Smoking with Ashley Kaufman

Read the Story September 15, 2008
story art

“Do you remember loving me?” A line that makes one’s heart ache! Can love ever last in this fallen, shaken world? If so, how?

I have to believe it does, though there are those moments when it feels like love can’t survive. Even what we might consider the most pure kinds of love, the love of a parent for a child, for instance, can sometimes feel shaky. But love is more than feeling loving, of course. Love is active, it is what we do, the choices we make, so in that sense, love can survive if we will it to.

“Like a Christmas card.” Great simile. What are your Christmas cards like? Do you have some favorite ones, either sent or received?

I’m awful at Christmas cards. I think of them as I do the holiday itself. There’s this huge buildup, expectations, effort, and then? So the Christmas card, for me, is sort of a beautiful promise. Not quite, real, perhaps, but we might wish it were.

“He was inscrutable even in the mundane.” That strikes me as being just wonderful and wow! The piece, in some way for me, builds itself around that line. What do you love about that line? What role does it play in this piece?

Thank you! I often think other people are the last frontier.
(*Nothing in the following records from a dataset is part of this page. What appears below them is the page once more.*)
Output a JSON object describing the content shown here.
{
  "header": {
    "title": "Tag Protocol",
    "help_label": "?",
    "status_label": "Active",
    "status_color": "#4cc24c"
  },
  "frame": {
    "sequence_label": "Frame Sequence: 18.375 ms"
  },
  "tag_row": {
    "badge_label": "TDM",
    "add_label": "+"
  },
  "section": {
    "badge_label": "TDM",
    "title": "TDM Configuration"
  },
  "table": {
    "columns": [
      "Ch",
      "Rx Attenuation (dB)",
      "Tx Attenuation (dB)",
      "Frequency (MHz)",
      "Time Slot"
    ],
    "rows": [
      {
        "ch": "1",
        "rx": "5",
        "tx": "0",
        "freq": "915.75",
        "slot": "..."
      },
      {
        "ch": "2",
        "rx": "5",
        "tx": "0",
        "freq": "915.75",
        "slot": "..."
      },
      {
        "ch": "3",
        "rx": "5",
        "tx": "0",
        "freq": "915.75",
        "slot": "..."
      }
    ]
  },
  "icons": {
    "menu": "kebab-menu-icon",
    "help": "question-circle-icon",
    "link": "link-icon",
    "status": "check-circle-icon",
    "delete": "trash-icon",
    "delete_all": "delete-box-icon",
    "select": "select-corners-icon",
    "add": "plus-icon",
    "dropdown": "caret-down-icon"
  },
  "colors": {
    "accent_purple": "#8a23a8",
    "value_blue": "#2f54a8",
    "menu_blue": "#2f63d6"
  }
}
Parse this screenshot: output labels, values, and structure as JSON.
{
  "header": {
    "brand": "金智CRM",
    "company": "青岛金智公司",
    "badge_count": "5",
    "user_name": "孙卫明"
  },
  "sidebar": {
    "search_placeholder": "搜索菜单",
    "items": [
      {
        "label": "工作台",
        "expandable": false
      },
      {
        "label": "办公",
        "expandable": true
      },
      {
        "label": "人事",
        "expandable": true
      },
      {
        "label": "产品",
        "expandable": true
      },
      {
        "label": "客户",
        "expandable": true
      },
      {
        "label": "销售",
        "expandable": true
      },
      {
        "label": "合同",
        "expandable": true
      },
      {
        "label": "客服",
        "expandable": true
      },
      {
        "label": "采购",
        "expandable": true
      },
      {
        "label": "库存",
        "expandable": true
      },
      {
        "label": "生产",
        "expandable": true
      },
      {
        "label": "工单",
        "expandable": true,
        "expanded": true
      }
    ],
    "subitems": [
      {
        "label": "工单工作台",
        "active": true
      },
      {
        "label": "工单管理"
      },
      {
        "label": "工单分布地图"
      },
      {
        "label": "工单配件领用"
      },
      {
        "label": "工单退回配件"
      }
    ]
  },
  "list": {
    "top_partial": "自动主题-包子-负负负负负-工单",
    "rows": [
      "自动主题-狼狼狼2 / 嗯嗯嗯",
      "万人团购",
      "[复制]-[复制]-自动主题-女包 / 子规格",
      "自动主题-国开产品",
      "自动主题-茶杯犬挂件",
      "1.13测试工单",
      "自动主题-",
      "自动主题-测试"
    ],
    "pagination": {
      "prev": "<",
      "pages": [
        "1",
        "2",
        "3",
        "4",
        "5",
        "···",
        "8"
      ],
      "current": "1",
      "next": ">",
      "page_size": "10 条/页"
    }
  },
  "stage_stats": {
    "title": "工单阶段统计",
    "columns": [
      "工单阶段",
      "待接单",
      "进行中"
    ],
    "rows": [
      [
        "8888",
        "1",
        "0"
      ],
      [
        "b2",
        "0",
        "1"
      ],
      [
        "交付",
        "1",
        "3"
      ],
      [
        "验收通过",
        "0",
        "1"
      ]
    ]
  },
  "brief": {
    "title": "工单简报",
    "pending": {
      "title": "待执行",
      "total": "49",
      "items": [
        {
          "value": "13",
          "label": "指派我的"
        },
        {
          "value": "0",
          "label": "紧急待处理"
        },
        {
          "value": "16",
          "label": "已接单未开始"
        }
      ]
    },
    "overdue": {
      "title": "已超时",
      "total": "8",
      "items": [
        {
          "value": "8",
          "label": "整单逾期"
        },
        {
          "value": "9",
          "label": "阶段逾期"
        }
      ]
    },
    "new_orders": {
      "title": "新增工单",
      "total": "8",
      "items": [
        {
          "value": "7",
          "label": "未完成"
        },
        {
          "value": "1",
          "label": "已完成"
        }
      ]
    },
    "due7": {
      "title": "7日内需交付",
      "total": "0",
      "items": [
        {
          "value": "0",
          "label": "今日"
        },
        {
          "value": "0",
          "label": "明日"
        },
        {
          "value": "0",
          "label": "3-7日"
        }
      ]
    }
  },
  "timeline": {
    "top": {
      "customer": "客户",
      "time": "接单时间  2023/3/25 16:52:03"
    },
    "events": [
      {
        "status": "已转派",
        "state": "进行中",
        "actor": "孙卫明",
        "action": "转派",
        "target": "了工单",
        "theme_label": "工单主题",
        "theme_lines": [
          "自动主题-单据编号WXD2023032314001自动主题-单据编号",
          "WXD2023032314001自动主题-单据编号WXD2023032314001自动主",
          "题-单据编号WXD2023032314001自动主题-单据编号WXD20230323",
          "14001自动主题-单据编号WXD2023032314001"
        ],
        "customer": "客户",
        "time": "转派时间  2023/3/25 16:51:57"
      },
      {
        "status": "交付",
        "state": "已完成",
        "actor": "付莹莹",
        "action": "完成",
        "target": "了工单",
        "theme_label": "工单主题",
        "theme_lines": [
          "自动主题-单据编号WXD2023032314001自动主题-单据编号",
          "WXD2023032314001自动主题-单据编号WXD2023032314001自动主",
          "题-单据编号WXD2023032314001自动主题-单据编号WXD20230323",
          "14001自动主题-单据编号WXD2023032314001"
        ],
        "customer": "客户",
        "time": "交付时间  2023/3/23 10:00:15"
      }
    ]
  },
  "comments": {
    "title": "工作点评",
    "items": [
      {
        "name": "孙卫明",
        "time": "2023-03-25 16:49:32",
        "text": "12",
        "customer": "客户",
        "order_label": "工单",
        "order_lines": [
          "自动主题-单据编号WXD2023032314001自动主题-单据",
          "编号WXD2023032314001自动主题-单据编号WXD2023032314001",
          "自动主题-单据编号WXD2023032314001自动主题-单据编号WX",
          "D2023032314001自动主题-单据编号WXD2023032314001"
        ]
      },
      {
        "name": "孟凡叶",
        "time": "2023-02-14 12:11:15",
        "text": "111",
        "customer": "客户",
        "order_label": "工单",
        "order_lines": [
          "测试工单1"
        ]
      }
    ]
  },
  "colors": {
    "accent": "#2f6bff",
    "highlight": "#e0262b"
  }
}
How much do we really understand each other? When we speak, do we actually understand what we are saying? Does red mean to you what it means to me? So often, other people seem inscrutable. The interesting point, for me, is when the inscrutable is the one you depend upon. That is solitude. It can be loneliness. The human condition.

What might life be like inside that snow globe, firmly shaken?

I am an unabashed lover of snow. I grew up in South Carolina, and I remember standing at the back door, staring up into the porch light, straining my eyes to see if those teeny tiny specs drifting down were actual snow or just ash from our fireplace. I love rain, too, but snow is, to my history, so rare and beautiful. A storm of snow in a safe container feels wondrous to me.

Begin this answer with the words, “I write.” Complete the sentence. Then, write as many sentences as you’d like, each one beginning with that “I write….”

I write to understand. I write to explain. I write to reconnect with the solitary creature that I am. I write in the hope of connecting with others. I write to maintain some semblance of sanity. I write to expel pain. I write to celebrate absurdity. I write to create my own hermitage. I write to participate in community. I write to carry on a tradition, to honor all those who wrote before me, who gave me so much of what I value and understand. “I write” is a beautiful sentence, complete in and of itself.

About the Author:

Ashley Kaufman's short fiction has appeared or is upcoming in Rosebud, susurrus, Mad Hatters' Review, flashquake, and Pearl, among other venues.